=== AVAILABLE DATA ===
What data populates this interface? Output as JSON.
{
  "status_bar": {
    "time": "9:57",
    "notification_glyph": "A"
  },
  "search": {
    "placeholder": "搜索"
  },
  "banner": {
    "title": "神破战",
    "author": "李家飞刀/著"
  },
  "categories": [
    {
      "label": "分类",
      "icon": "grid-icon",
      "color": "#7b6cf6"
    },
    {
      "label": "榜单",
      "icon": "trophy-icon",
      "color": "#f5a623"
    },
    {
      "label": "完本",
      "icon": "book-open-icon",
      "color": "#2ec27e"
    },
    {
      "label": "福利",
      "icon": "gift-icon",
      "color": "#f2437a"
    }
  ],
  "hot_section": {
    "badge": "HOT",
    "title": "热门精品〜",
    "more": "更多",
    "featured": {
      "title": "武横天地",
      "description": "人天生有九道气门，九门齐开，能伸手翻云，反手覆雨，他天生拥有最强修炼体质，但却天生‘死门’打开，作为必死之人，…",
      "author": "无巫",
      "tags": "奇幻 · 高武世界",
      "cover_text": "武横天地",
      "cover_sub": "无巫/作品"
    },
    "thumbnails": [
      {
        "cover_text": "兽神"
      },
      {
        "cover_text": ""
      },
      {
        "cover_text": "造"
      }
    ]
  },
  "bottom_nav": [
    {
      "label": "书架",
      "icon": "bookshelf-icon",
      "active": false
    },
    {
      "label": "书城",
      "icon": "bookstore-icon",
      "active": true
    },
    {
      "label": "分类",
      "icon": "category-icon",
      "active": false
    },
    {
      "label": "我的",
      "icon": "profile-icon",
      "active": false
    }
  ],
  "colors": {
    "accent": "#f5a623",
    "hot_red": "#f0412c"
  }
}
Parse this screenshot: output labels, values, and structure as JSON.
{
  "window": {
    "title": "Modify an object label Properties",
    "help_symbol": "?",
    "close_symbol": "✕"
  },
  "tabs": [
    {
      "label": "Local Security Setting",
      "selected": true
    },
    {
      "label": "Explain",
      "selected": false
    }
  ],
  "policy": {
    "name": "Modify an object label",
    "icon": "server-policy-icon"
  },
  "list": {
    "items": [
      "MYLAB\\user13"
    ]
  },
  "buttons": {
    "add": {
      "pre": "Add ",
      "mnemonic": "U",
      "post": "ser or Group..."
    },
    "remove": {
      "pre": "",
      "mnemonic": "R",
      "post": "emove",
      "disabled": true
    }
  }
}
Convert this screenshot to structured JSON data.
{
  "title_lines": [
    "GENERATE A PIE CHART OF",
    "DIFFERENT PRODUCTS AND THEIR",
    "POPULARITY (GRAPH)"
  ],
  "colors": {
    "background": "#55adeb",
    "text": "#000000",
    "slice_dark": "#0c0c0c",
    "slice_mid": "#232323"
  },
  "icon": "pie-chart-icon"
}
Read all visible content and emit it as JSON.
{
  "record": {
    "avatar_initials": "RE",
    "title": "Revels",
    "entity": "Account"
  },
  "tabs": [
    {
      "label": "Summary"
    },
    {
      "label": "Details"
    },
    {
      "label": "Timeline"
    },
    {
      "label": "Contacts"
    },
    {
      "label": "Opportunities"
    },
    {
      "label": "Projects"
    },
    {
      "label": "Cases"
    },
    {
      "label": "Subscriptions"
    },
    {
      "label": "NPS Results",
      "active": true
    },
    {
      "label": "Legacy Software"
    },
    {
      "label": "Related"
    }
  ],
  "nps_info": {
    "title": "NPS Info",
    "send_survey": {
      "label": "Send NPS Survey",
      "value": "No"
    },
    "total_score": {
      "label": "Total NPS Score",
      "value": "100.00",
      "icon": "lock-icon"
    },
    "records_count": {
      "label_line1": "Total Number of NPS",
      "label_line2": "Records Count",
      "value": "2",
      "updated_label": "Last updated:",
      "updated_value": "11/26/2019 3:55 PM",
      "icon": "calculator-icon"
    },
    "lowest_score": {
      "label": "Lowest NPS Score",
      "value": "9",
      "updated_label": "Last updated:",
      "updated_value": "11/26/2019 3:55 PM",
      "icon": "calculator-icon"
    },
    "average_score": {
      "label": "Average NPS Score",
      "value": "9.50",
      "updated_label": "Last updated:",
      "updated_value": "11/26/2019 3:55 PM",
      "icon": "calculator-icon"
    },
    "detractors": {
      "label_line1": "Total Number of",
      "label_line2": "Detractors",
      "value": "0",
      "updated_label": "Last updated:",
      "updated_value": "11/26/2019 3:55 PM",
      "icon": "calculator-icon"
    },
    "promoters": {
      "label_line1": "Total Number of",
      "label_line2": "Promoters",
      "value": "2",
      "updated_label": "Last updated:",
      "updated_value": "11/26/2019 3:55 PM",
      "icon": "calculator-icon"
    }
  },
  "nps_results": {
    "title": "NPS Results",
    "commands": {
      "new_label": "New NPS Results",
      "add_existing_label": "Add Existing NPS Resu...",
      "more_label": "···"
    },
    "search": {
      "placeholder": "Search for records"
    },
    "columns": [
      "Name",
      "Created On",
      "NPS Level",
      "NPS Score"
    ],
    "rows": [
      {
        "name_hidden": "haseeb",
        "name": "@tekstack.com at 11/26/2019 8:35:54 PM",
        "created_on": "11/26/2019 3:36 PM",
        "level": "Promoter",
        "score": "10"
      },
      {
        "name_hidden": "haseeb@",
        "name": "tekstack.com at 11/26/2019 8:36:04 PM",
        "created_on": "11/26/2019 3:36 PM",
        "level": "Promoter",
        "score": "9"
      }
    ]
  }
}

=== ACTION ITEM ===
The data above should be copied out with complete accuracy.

=== SOLUTION TO THIS EXERCISE ===
What data populates this interface? Output as JSON.
{
  "status_bar": {
    "time": "9:57",
    "notification_glyph": "A"
  },
  "search": {
    "placeholder": "搜索"
  },
  "banner": {
    "title": "神破战",
    "author": "李家飞刀/著"
  },
  "categories": [
    {
      "label": "分类",
      "icon": "grid-icon",
      "color": "#7b6cf6"
    },
    {
      "label": "榜单",
      "icon": "trophy-icon",
      "color": "#f5a623"
    },
    {
      "label": "完本",
      "icon": "book-open-icon",
      "color": "#2ec27e"
    },
    {
      "label": "福利",
      "icon": "gift-icon",
      "color": "#f2437a"
    }
  ],
  "hot_section": {
    "badge": "HOT",
    "title": "热门精品〜",
    "more": "更多",
    "featured": {
      "title": "武横天地",
      "description": "人天生有九道气门，九门齐开，能伸手翻云，反手覆雨，他天生拥有最强修炼体质，但却天生‘死门’打开，作为必死之人，…",
      "author": "无巫",
      "tags": "奇幻 · 高武世界",
      "cover_text": "武横天地",
      "cover_sub": "无巫/作品"
    },
    "thumbnails": [
      {
        "cover_text": "兽神"
      },
      {
        "cover_text": ""
      },
      {
        "cover_text": "造"
      }
    ]
  },
  "bottom_nav": [
    {
      "label": "书架",
      "icon": "bookshelf-icon",
      "active": false
    },
    {
      "label": "书城",
      "icon": "bookstore-icon",
      "active": true
    },
    {
      "label": "分类",
      "icon": "category-icon",
      "active": false
    },
    {
      "label": "我的",
      "icon": "profile-icon",
      "active": false
    }
  ],
  "colors": {
    "accent": "#f5a623",
    "hot_red": "#f0412c"
  }
}
Parse this screenshot: output labels, values, and structure as JSON.
{
  "window": {
    "title": "Modify an object label Properties",
    "help_symbol": "?",
    "close_symbol": "✕"
  },
  "tabs": [
    {
      "label": "Local Security Setting",
      "selected": true
    },
    {
      "label": "Explain",
      "selected": false
    }
  ],
  "policy": {
    "name": "Modify an object label",
    "icon": "server-policy-icon"
  },
  "list": {
    "items": [
      "MYLAB\\user13"
    ]
  },
  "buttons": {
    "add": {
      "pre": "Add ",
      "mnemonic": "U",
      "post": "ser or Group..."
    },
    "remove": {
      "pre": "",
      "mnemonic": "R",
      "post": "emove",
      "disabled": true
    }
  }
}
Convert this screenshot to structured JSON data.
{
  "title_lines": [
    "GENERATE A PIE CHART OF",
    "DIFFERENT PRODUCTS AND THEIR",
    "POPULARITY (GRAPH)"
  ],
  "colors": {
    "background": "#55adeb",
    "text": "#000000",
    "slice_dark": "#0c0c0c",
    "slice_mid": "#232323"
  },
  "icon": "pie-chart-icon"
}
Read all visible content and emit it as JSON.
{
  "record": {
    "avatar_initials": "RE",
    "title": "Revels",
    "entity": "Account"
  },
  "tabs": [
    {
      "label": "Summary"
    },
    {
      "label": "Details"
    },
    {
      "label": "Timeline"
    },
    {
      "label": "Contacts"
    },
    {
      "label": "Opportunities"
    },
    {
      "label": "Projects"
    },
    {
      "label": "Cases"
    },
    {
      "label": "Subscriptions"
    },
    {
      "label": "NPS Results",
      "active": true
    },
    {
      "label": "Legacy Software"
    },
    {
      "label": "Related"
    }
  ],
  "nps_info": {
    "title": "NPS Info",
    "send_survey": {
      "label": "Send NPS Survey",
      "value": "No"
    },
    "total_score": {
      "label": "Total NPS Score",
      "value": "100.00",
      "icon": "lock-icon"
    },
    "records_count": {
      "label_line1": "Total Number of NPS",
      "label_line2": "Records Count",
      "value": "2",
      "updated_label": "Last updated:",
      "updated_value": "11/26/2019 3:55 PM",
      "icon": "calculator-icon"
    },
    "lowest_score": {
      "label": "Lowest NPS Score",
      "value": "9",
      "updated_label": "Last updated:",
      "updated_value": "11/26/2019 3:55 PM",
      "icon": "calculator-icon"
    },
    "average_score": {
      "label": "Average NPS Score",
      "value": "9.50",
      "updated_label": "Last updated:",
      "updated_value": "11/26/2019 3:55 PM",
      "icon": "calculator-icon"
    },
    "detractors": {
      "label_line1": "Total Number of",
      "label_line2": "Detractors",
      "value": "0",
      "updated_label": "Last updated:",
      "updated_value": "11/26/2019 3:55 PM",
      "icon": "calculator-icon"
    },
    "promoters": {
      "label_line1": "Total Number of",
      "label_line2": "Promoters",
      "value": "2",
      "updated_label": "Last updated:",
      "updated_value": "11/26/2019 3:55 PM",
      "icon": "calculator-icon"
    }
  },
  "nps_results": {
    "title": "NPS Results",
    "commands": {
      "new_label": "New NPS Results",
      "add_existing_label": "Add Existing NPS Resu...",
      "more_label": "···"
    },
    "search": {
      "placeholder": "Search for records"
    },
    "columns": [
      "Name",
      "Created On",
      "NPS Level",
      "NPS Score"
    ],
    "rows": [
      {
        "name_hidden": "haseeb",
        "name": "@tekstack.com at 11/26/2019 8:35:54 PM",
        "created_on": "11/26/2019 3:36 PM",
        "level": "Promoter",
        "score": "10"
      },
      {
        "name_hidden": "haseeb@",
        "name": "tekstack.com at 11/26/2019 8:36:04 PM",
        "created_on": "11/26/2019 3:36 PM",
        "level": "Promoter",
        "score": "9"
      }
    ]
  }
}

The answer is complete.